and meted out from Elizabeth Turner's ground on the right, in breadth three yards or upwards, being the way to and through the said glebe close. Item, Another parcel of ground, in the common field, called North Lands, containing two roods and five perches, adjoining to the ground of Robert Teasdale on the south, of John Nelson on the west and north, and of Robert Teasdale on the east. Item, Another parcel of ground in the common field, called Pot-lands Head, containing one rood, adjoining to the ground of Robert Teasdale on the south, of Elizabeth Waller on the west down by the runner, of John Nelson on the north, and of Robert Teasdale on the east.
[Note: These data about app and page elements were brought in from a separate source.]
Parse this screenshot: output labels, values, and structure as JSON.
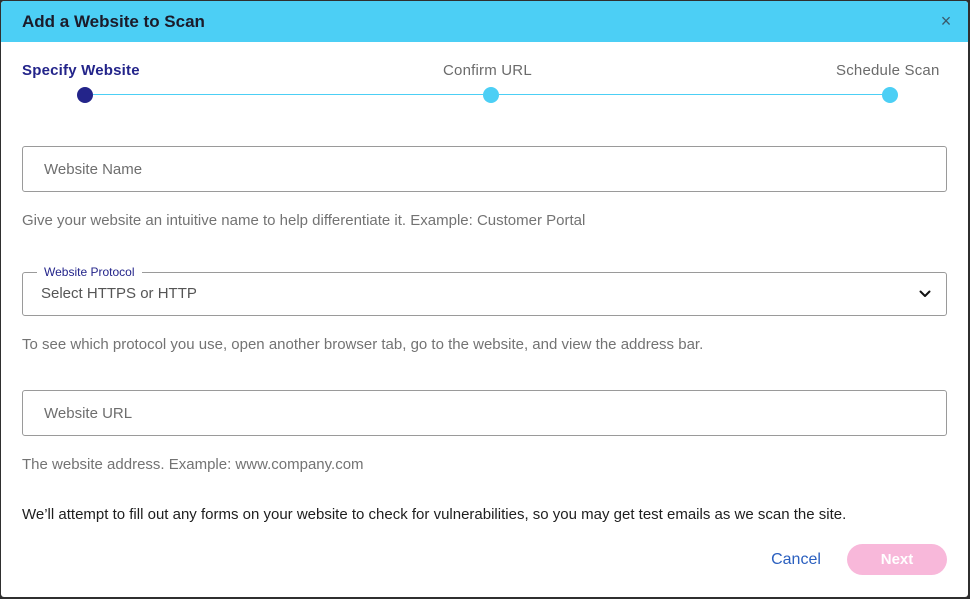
{
  "modal": {
    "title": "Add a Website to Scan",
    "close_glyph": "×"
  },
  "stepper": {
    "steps": [
      {
        "label": "Specify Website",
        "state": "active"
      },
      {
        "label": "Confirm URL",
        "state": "inactive"
      },
      {
        "label": "Schedule Scan",
        "state": "inactive"
      }
    ],
    "active_color": "#23248a",
    "inactive_color": "#4ccff5"
  },
  "form": {
    "website_name": {
      "placeholder": "Website Name",
      "value": "",
      "helper": "Give your website an intuitive name to help differentiate it. Example: Customer Portal"
    },
    "protocol": {
      "label": "Website Protocol",
      "value": "Select HTTPS or HTTP",
      "icon": "chevron-down-icon",
      "helper": "To see which protocol you use, open another browser tab, go to the website, and view the address bar."
    },
    "website_url": {
      "placeholder": "Website URL",
      "value": "",
      "helper": "The website address. Example: www.company.com"
    },
    "notice": "We’ll attempt to fill out any forms on your website to check for vulnerabilities, so you may get test emails as we scan the site."
  },
  "actions": {
    "cancel_label": "Cancel",
    "next_label": "Next",
    "next_enabled": false
  },
  "colors": {
    "header": "#4ccff5",
    "next_button": "#f8b8da",
    "cancel_link": "#2a5fbf"
  }
}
All which said lands, containing in the whole nineteen acres and upwards, are situate within the lordship and manor of Orton, free from the payment of any fines, rents, or services to any chief lord : the royalties of which said lands are also in the vicar. Item, a parcel of peat-moss in Orton low moor, containing by estimation ten acres, known by the name of the Vicar's Moss.
“Item, To the said vicarage is also belonging the tithe of wool throughout the parish ; and the manner of tithing is this, the owner lays his whole year's produce in five parcels or heaps, the vicar, or person employed by him, chooseth one of the five heaps, which he pleaseth, and divides the same into two parts, of which two parts the owner chooseth
and leaves the other to the vicar for his tenth part. Item, The tithe of lambs in their proper kind throughout the parish, and the custom concerning them is this, if a person's number is one, he pays a penny; if two, he pays two-pence; if three, he pays three-pence; if four, he pays four-pence; if five, he pays half a lamb; if six, a whole lamb, the vicar paying back four-pence; if seven, three-pence; if eight, two-pence; if nine one-penny; if ten, the vicar hath a lamb complete : and in like manner for every number above ten. And if a man's number is under fifty, the tithe is taken thus, the owner takes up two, then the vicar takes one; next the owner takes nine, then again the vicar one, and so on till the vicar hath taken the number due to him : if they are fifty or upwards, they are put into a place together, and run out singly through a hole or gap; the two first that come out are the owner's, the third the vicar's, then the owner hath the next nine, then the vicar one, and so on till the vicar hath his number. And if sheep are sold in the spring, the tithe of lambs is paid by the person with whom they were lambed, whether seller or buyer. Item, The tithe of geese, taken up about Michaelmas, in the same manner as the lambs; except that whereas a penny is paid on the account of each odd lamb, an halfpenny only is paid for each odd goose. Item, The tithe of pigs in like manner. Item, The tithe of eggs about Easter, two eggs for each old hen and duck, and one egg for each chicken and duck of the
Item. By every person who sows hemp is paid yearly one penny.
Item, For each plough is paid yearly one penny. Item, By every person keeping bees is paid yearly one penny. Item, An oblation of four-pence at every churching of women. Item, For every wedding, by publication of banns, one shilling ; by license, ten shillings. Item, For every funeral (without a sermon) six-pence. Item, Mortuaries, according to act of parliament. Item, For every person of age to communicate, three halfpence yearly, due at Easter. Item, A pension of